● What you should do: Work through the records below and copy every line that includes "kind".

● Working data:

[Start of section]

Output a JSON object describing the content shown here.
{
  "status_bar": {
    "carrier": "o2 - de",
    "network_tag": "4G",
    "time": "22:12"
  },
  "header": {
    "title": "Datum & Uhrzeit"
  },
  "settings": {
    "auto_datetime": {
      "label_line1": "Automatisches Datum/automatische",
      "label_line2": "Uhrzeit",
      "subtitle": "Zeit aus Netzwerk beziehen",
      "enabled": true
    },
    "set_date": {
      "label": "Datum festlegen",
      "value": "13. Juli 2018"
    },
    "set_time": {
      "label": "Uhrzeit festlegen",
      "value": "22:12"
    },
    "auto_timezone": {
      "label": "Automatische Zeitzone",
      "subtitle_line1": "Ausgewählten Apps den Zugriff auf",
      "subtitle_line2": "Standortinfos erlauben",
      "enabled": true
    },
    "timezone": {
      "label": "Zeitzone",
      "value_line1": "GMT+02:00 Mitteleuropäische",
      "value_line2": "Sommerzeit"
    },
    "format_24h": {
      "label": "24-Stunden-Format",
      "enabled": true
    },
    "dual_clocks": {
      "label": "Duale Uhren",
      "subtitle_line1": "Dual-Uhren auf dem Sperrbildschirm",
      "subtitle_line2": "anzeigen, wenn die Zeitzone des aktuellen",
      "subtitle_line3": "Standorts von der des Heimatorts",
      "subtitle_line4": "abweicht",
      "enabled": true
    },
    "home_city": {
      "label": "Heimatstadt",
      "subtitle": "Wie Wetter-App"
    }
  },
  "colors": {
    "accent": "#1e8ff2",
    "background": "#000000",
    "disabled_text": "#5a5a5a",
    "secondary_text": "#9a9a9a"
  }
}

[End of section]
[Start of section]

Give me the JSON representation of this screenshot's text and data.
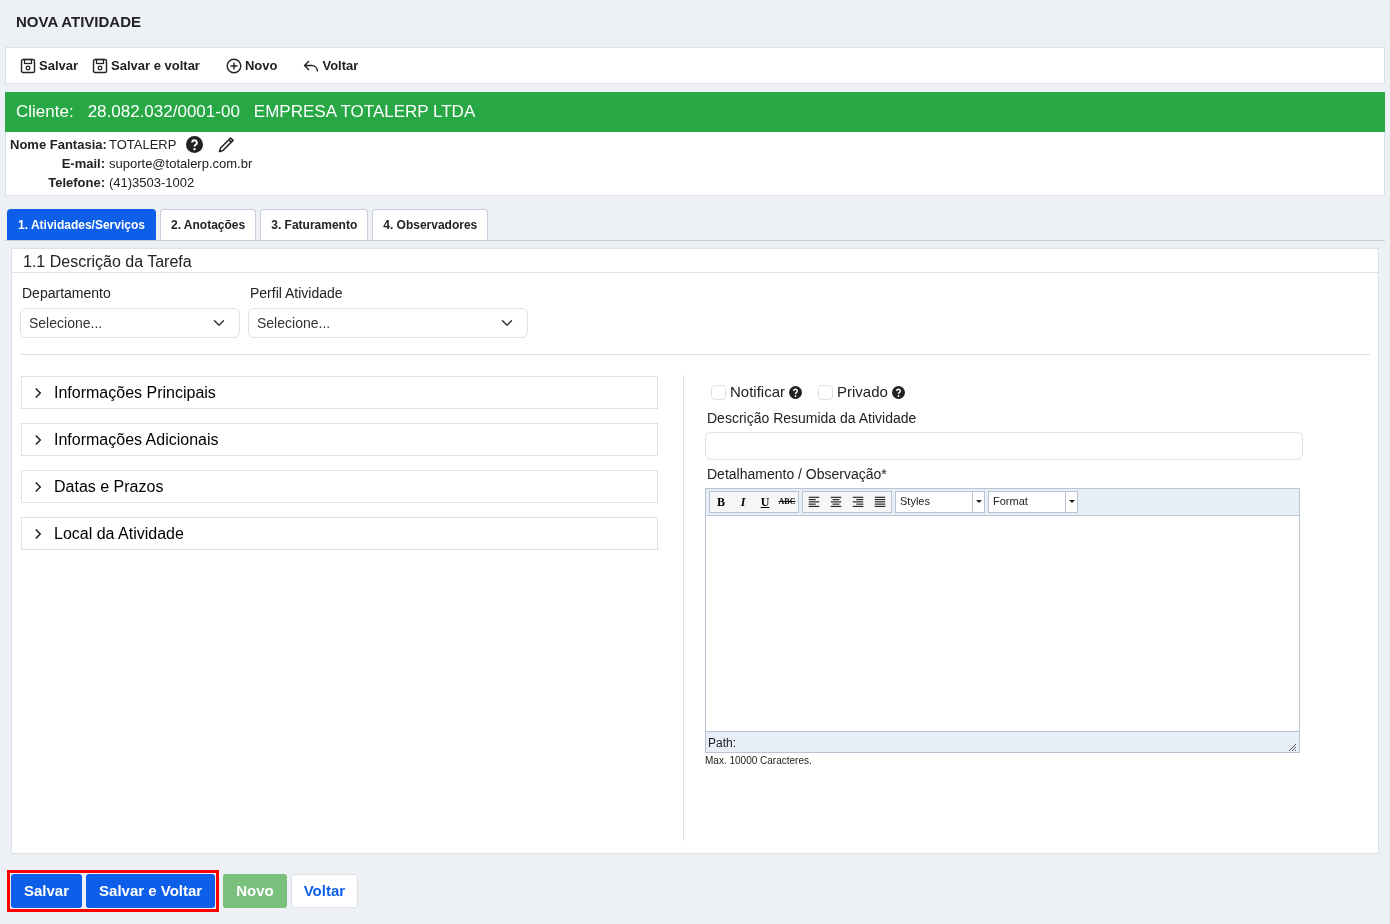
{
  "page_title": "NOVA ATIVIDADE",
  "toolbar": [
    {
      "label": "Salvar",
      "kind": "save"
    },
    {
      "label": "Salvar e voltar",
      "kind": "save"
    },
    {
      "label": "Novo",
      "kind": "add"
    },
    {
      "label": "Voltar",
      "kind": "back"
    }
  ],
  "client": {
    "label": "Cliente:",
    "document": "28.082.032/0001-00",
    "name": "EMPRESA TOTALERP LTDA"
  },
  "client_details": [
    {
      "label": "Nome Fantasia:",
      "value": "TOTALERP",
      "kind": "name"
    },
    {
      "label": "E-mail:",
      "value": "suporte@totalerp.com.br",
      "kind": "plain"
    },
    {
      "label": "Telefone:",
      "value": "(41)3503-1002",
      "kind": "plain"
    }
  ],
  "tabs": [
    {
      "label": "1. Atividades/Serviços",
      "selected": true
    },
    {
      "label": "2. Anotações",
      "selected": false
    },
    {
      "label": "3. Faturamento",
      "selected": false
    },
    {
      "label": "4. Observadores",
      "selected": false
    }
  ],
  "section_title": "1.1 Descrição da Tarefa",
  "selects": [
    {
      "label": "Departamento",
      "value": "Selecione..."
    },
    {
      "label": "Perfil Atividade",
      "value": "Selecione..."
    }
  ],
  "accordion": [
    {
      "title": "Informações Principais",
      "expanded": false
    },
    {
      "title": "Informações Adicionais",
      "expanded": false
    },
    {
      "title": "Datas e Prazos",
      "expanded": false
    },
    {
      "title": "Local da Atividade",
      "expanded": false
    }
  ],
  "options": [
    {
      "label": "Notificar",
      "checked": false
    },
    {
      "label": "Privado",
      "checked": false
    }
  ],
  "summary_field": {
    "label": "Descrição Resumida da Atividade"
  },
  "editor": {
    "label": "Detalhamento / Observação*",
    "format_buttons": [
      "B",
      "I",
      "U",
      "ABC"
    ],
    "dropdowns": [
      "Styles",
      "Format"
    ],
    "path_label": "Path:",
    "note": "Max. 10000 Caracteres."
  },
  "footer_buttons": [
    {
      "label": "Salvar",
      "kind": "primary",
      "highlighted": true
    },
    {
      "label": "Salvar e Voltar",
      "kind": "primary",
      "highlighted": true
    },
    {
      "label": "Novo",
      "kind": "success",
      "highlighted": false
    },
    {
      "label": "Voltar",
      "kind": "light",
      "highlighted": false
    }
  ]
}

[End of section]
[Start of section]

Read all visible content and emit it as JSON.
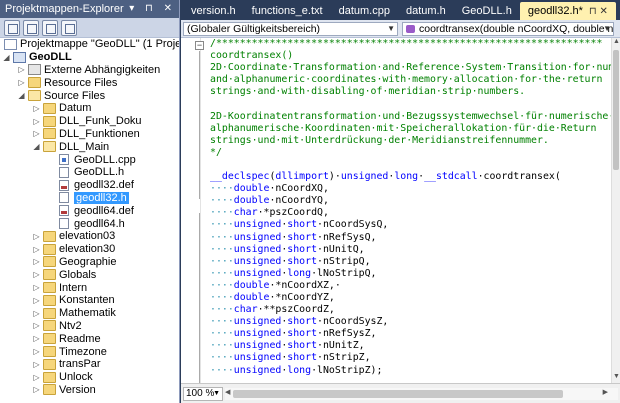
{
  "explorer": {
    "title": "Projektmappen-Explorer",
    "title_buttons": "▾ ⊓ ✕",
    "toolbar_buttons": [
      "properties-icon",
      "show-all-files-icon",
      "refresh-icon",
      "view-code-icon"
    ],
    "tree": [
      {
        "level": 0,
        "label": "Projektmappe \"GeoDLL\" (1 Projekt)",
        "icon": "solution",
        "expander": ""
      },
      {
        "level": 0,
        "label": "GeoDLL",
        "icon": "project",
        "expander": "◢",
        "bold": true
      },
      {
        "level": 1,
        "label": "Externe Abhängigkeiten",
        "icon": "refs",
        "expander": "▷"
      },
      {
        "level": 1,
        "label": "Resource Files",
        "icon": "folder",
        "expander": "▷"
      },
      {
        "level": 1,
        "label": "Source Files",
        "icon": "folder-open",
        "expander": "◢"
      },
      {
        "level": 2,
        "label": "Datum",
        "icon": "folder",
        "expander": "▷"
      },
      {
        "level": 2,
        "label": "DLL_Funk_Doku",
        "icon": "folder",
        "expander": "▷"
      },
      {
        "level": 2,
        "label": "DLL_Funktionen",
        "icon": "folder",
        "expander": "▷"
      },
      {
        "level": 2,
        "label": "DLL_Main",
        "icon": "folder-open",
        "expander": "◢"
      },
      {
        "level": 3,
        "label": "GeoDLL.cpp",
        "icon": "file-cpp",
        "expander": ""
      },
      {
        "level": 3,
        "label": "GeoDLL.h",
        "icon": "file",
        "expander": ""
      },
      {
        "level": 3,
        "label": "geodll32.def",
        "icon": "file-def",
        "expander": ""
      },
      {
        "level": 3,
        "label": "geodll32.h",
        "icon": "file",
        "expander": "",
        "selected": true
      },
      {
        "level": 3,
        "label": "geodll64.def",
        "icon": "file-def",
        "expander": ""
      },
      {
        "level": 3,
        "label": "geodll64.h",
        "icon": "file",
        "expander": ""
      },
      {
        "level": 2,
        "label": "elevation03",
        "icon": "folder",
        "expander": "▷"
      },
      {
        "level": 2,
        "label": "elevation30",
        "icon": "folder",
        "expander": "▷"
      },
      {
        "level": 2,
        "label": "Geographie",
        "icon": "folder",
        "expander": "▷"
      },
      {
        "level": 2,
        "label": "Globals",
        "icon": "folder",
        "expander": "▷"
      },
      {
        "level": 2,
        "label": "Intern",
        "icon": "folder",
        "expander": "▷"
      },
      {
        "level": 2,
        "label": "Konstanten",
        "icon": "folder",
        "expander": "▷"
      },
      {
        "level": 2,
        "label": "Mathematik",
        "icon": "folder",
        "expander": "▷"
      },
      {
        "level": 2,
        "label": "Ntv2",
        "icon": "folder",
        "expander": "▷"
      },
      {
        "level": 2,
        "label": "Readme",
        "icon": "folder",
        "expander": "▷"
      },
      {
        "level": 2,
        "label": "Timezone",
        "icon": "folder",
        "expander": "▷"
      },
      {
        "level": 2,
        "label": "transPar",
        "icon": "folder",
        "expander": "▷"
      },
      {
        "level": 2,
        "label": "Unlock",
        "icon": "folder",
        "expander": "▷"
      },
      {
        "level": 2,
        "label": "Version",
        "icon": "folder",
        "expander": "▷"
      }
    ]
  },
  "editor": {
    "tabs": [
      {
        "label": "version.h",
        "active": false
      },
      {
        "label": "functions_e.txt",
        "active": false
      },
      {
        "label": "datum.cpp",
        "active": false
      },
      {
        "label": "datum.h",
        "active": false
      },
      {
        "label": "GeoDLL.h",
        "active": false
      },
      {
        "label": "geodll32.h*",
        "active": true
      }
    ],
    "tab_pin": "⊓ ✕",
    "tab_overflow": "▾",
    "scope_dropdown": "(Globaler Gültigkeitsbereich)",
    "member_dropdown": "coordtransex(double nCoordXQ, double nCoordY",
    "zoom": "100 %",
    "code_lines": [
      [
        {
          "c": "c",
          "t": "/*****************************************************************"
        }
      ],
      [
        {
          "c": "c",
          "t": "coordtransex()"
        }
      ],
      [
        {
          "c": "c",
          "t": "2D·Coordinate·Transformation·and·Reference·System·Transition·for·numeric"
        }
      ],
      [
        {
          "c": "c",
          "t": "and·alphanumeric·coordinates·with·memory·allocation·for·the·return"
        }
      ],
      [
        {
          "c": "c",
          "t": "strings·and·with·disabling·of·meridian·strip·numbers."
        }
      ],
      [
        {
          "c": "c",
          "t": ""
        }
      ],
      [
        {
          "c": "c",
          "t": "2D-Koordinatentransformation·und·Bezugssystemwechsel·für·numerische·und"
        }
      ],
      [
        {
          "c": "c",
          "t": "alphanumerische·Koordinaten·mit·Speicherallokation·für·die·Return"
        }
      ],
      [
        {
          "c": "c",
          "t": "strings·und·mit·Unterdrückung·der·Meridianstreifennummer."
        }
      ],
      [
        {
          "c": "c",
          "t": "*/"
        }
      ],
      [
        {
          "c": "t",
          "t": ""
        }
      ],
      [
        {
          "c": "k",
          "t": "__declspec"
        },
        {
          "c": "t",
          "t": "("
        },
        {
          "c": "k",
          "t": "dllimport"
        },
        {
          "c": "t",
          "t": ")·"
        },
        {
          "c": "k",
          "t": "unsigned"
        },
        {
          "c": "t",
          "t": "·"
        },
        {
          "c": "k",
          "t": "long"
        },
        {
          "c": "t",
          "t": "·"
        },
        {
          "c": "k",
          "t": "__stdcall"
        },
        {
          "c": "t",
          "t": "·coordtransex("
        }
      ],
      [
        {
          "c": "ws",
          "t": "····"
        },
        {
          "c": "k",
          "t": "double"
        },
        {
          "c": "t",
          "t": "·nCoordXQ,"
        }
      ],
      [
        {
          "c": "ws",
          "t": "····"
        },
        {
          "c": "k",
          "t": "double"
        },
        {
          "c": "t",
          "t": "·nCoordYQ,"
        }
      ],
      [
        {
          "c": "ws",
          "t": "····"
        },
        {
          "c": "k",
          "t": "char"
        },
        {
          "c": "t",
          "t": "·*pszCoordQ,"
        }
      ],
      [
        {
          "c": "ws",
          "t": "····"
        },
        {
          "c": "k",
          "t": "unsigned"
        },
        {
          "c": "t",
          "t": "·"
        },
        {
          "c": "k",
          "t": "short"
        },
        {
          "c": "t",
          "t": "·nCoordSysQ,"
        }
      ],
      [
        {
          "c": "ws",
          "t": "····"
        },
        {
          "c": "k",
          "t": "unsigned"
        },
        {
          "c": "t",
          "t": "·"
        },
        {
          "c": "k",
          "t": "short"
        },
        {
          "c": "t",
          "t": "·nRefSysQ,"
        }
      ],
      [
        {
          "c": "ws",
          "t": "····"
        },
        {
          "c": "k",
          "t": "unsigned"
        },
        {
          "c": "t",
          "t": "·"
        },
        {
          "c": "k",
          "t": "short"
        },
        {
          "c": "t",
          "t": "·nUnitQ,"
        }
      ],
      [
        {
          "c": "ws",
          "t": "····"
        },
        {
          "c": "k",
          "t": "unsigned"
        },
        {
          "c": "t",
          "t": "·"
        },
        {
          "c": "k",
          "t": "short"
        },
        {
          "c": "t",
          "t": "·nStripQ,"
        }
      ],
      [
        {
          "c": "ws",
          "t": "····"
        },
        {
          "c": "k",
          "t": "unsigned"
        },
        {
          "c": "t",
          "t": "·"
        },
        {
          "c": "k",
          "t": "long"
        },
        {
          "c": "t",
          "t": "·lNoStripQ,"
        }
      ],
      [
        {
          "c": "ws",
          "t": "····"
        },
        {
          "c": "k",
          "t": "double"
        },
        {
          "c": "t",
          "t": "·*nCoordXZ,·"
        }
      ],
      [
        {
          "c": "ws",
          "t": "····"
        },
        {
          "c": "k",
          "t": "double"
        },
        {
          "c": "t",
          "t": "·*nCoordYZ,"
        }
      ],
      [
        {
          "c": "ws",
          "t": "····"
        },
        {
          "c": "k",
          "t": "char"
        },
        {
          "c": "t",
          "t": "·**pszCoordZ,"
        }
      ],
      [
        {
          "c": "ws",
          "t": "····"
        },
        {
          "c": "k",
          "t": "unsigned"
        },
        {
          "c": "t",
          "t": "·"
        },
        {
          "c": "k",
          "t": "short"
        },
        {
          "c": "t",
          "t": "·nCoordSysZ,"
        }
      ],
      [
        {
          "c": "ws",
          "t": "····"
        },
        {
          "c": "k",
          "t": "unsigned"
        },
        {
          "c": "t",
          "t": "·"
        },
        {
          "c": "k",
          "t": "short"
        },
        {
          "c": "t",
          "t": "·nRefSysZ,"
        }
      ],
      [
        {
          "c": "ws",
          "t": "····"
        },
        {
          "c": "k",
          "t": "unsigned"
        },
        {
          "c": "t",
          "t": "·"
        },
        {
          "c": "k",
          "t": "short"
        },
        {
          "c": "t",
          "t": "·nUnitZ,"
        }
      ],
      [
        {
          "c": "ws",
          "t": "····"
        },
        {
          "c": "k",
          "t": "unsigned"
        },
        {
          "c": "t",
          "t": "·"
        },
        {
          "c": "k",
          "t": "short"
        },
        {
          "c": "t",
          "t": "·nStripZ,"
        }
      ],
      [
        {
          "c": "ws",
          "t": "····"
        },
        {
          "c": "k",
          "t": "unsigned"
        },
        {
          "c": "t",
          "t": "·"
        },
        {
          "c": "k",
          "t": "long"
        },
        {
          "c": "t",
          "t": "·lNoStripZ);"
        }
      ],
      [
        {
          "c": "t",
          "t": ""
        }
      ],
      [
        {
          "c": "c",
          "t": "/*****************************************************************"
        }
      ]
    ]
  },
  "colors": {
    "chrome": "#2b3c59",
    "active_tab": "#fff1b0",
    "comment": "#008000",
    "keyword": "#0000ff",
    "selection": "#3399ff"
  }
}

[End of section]

● Completed task:
      "kind": "save"
      "kind": "save"
      "kind": "add"
      "kind": "back"
      "kind": "name"
      "kind": "plain"
      "kind": "plain"
      "kind": "primary",
      "kind": "primary",
      "kind": "success",
      "kind": "light",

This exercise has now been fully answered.